• _Work to complete_
The records are to be copied in their entirety, exactly as given.

[Website and app data records]
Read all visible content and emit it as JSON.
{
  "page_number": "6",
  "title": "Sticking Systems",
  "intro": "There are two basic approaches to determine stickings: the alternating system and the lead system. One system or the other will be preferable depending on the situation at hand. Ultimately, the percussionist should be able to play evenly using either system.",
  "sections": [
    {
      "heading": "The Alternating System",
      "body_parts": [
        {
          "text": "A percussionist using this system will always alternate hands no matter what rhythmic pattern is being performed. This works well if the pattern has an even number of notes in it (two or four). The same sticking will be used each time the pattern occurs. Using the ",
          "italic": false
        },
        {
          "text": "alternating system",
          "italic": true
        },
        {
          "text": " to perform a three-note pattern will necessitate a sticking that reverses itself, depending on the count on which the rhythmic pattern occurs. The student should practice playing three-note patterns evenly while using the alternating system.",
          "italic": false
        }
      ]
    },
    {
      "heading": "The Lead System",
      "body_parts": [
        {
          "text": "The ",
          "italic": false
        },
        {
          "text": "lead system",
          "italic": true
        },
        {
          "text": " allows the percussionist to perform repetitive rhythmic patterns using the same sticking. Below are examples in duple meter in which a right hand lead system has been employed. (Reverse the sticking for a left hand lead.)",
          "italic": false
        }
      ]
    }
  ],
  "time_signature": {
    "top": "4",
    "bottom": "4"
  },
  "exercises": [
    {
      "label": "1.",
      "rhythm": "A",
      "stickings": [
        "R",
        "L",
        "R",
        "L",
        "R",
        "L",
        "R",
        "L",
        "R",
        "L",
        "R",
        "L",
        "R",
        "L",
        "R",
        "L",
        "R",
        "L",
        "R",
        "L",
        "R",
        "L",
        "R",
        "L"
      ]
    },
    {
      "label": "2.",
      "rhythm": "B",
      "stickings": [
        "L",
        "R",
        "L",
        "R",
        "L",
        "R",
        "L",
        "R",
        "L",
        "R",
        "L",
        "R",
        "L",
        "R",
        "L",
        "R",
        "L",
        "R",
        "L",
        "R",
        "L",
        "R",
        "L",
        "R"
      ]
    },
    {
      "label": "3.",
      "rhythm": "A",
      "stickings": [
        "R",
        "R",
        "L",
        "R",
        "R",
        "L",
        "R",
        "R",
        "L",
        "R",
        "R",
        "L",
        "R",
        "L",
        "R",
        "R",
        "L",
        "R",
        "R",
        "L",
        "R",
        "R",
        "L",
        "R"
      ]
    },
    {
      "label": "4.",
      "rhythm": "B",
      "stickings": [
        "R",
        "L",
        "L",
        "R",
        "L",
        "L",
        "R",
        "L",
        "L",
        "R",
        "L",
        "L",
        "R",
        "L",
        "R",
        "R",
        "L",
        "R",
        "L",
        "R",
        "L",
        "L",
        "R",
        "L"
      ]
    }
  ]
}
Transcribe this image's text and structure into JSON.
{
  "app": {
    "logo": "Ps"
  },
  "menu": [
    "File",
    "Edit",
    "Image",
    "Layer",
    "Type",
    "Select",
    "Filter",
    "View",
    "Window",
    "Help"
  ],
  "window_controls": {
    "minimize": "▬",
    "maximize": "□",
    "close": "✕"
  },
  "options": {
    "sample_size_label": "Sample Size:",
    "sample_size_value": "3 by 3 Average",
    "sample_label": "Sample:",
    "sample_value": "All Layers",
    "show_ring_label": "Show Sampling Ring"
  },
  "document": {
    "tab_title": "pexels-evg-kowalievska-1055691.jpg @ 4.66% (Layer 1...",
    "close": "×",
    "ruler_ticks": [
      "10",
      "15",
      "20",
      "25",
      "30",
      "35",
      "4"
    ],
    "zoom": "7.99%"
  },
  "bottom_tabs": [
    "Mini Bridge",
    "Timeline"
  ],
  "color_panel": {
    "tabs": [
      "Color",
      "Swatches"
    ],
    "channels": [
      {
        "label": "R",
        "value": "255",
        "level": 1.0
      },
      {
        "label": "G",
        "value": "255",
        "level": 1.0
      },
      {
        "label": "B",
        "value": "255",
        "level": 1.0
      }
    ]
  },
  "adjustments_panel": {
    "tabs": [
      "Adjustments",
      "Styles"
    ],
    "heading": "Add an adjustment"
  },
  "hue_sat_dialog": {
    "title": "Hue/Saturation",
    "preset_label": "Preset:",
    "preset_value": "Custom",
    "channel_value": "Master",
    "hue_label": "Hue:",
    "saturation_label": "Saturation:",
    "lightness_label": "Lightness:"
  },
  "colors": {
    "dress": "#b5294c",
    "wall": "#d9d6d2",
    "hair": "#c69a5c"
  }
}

• _Task result_
Read all visible content and emit it as JSON.
{
  "page_number": "6",
  "title": "Sticking Systems",
  "intro": "There are two basic approaches to determine stickings: the alternating system and the lead system. One system or the other will be preferable depending on the situation at hand. Ultimately, the percussionist should be able to play evenly using either system.",
  "sections": [
    {
      "heading": "The Alternating System",
      "body_parts": [
        {
          "text": "A percussionist using this system will always alternate hands no matter what rhythmic pattern is being performed. This works well if the pattern has an even number of notes in it (two or four). The same sticking will be used each time the pattern occurs. Using the ",
          "italic": false
        },
        {
          "text": "alternating system",
          "italic": true
        },
        {
          "text": " to perform a three-note pattern will necessitate a sticking that reverses itself, depending on the count on which the rhythmic pattern occurs. The student should practice playing three-note patterns evenly while using the alternating system.",
          "italic": false
        }
      ]
    },
    {
      "heading": "The Lead System",
      "body_parts": [
        {
          "text": "The ",
          "italic": false
        },
        {
          "text": "lead system",
          "italic": true
        },
        {
          "text": " allows the percussionist to perform repetitive rhythmic patterns using the same sticking. Below are examples in duple meter in which a right hand lead system has been employed. (Reverse the sticking for a left hand lead.)",
          "italic": false
        }
      ]
    }
  ],
  "time_signature": {
    "top": "4",
    "bottom": "4"
  },
  "exercises": [
    {
      "label": "1.",
      "rhythm": "A",
      "stickings": [
        "R",
        "L",
        "R",
        "L",
        "R",
        "L",
        "R",
        "L",
        "R",
        "L",
        "R",
        "L",
        "R",
        "L",
        "R",
        "L",
        "R",
        "L",
        "R",
        "L",
        "R",
        "L",
        "R",
        "L"
      ]
    },
    {
      "label": "2.",
      "rhythm": "B",
      "stickings": [
        "L",
        "R",
        "L",
        "R",
        "L",
        "R",
        "L",
        "R",
        "L",
        "R",
        "L",
        "R",
        "L",
        "R",
        "L",
        "R",
        "L",
        "R",
        "L",
        "R",
        "L",
        "R",
        "L",
        "R"
      ]
    },
    {
      "label": "3.",
      "rhythm": "A",
      "stickings": [
        "R",
        "R",
        "L",
        "R",
        "R",
        "L",
        "R",
        "R",
        "L",
        "R",
        "R",
        "L",
        "R",
        "L",
        "R",
        "R",
        "L",
        "R",
        "R",
        "L",
        "R",
        "R",
        "L",
        "R"
      ]
    },
    {
      "label": "4.",
      "rhythm": "B",
      "stickings": [
        "R",
        "L",
        "L",
        "R",
        "L",
        "L",
        "R",
        "L",
        "L",
        "R",
        "L",
        "L",
        "R",
        "L",
        "R",
        "R",
        "L",
        "R",
        "L",
        "R",
        "L",
        "L",
        "R",
        "L"
      ]
    }
  ]
}
Transcribe this image's text and structure into JSON.
{
  "app": {
    "logo": "Ps"
  },
  "menu": [
    "File",
    "Edit",
    "Image",
    "Layer",
    "Type",
    "Select",
    "Filter",
    "View",
    "Window",
    "Help"
  ],
  "window_controls": {
    "minimize": "▬",
    "maximize": "□",
    "close": "✕"
  },
  "options": {
    "sample_size_label": "Sample Size:",
    "sample_size_value": "3 by 3 Average",
    "sample_label": "Sample:",
    "sample_value": "All Layers",
    "show_ring_label": "Show Sampling Ring"
  },
  "document": {
    "tab_title": "pexels-evg-kowalievska-1055691.jpg @ 4.66% (Layer 1...",
    "close": "×",
    "ruler_ticks": [
      "10",
      "15",
      "20",
      "25",
      "30",
      "35",
      "4"
    ],
    "zoom": "7.99%"
  },
  "bottom_tabs": [
    "Mini Bridge",
    "Timeline"
  ],
  "color_panel": {
    "tabs": [
      "Color",
      "Swatches"
    ],
    "channels": [
      {
        "label": "R",
        "value": "255",
        "level": 1.0
      },
      {
        "label": "G",
        "value": "255",
        "level": 1.0
      },
      {
        "label": "B",
        "value": "255",
        "level": 1.0
      }
    ]
  },
  "adjustments_panel": {
    "tabs": [
      "Adjustments",
      "Styles"
    ],
    "heading": "Add an adjustment"
  },
  "hue_sat_dialog": {
    "title": "Hue/Saturation",
    "preset_label": "Preset:",
    "preset_value": "Custom",
    "channel_value": "Master",
    "hue_label": "Hue:",
    "saturation_label": "Saturation:",
    "lightness_label": "Lightness:"
  },
  "colors": {
    "dress": "#b5294c",
    "wall": "#d9d6d2",
    "hair": "#c69a5c"
  }
}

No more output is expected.